Sitnick nodded and remarked that sending Westbrook would at least give the city some input at the forum. She told Westbrook, “It would seem that you have the approval of Council.”
Bele Chere money
For the third year in a row, Asheville’s biggest festival made money — almost $60,000, according to Parks and Recreation Director Irby Brinson.
But City Council member Earl Cobb asked how much it cost the city to provide cleanup, police and other staff support for Bele Chere ’98. “I’d like an accounting of [those] costs,” he requested. “We need to know.”
About $200,000 total, Brinson replied: $22,303 for police, $39,430 for Public Works clean-up crews, $10,000 for on-duty firefighters, $5,781 for accounting staff, $128,858 for Parks and Rec staff, and $750 for Building Safety and electrical inspectors.
“We do make money off the festival,” he insisted, stressing that the overall economic impact on the city is $23 million.
According to a survey of more than 600 people who attended Bele Chere this past summer, the average out-of-town visitor spends more than $200 each day; local attendees spend almost $100, Brinson reported.

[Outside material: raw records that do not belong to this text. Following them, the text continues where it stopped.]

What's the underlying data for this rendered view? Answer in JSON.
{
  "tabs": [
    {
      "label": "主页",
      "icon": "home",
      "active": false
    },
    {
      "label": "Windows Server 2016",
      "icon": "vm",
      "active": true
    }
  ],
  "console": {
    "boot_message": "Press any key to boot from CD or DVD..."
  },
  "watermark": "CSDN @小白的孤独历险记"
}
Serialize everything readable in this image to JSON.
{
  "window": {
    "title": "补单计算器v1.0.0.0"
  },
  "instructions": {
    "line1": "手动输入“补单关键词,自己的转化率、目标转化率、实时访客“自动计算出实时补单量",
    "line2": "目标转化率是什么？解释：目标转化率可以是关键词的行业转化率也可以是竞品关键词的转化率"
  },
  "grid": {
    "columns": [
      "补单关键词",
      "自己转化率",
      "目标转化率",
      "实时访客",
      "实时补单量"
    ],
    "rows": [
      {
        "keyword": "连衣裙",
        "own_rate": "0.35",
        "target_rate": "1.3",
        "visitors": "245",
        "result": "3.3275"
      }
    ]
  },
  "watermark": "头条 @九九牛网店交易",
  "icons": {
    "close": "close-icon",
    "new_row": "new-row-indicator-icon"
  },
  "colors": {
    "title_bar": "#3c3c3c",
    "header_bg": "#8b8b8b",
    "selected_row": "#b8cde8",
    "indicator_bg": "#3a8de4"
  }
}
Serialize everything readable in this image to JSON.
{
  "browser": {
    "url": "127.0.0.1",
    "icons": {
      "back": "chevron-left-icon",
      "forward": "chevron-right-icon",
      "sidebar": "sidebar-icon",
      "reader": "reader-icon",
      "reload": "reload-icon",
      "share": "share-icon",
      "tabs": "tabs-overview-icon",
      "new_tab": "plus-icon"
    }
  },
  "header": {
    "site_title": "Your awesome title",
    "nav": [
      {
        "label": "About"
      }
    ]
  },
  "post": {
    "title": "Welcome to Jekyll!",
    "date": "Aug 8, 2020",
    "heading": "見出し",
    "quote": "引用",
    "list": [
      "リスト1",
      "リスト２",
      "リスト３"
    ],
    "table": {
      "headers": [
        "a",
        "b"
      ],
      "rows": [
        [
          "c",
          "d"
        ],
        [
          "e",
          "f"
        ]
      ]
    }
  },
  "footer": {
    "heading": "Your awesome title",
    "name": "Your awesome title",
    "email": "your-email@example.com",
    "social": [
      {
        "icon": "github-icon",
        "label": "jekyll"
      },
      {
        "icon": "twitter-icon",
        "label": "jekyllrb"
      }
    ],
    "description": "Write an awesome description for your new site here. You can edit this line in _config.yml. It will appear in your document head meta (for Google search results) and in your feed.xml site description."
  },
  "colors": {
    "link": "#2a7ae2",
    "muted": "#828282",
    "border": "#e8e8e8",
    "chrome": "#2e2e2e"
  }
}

Council members Chuck Cloninger and Barbara Field backed up Brinson’s argument that the festival makes money, pointing out that most of the staff time involved is overtime pay. “Those people would be getting paid anyway,” said Field.
There was no further comment on the money-making aspect of Bele Chere. Brinson reported on several improvements to last year’s festival, such as adding the Taste of Asheville food court (which gave local restaurateurs an opportunity to peddle their best alongside the purveyors of more normal festival fare), and increasing the number of events for children and teens.
But another touchy topic lies in store for Brinson and Council members: What to do about alcohol sales at future festivals. In the past few years, Council member Tommy Sellers and Mayor Leni Sitnick have advocated the decrease and eventual elimination of city-administered alcohol booths at the festival. Doing away with all street-side alcohol sales is a possibility the Bele Chere Board and city staff are considering, Brinson mentioned. But, he added, 76 percent of the survey respondents this year supported alcohol sales.
Council members will take up that brewing issue at a later time, probably early next year. They took no action on Brinson’s update.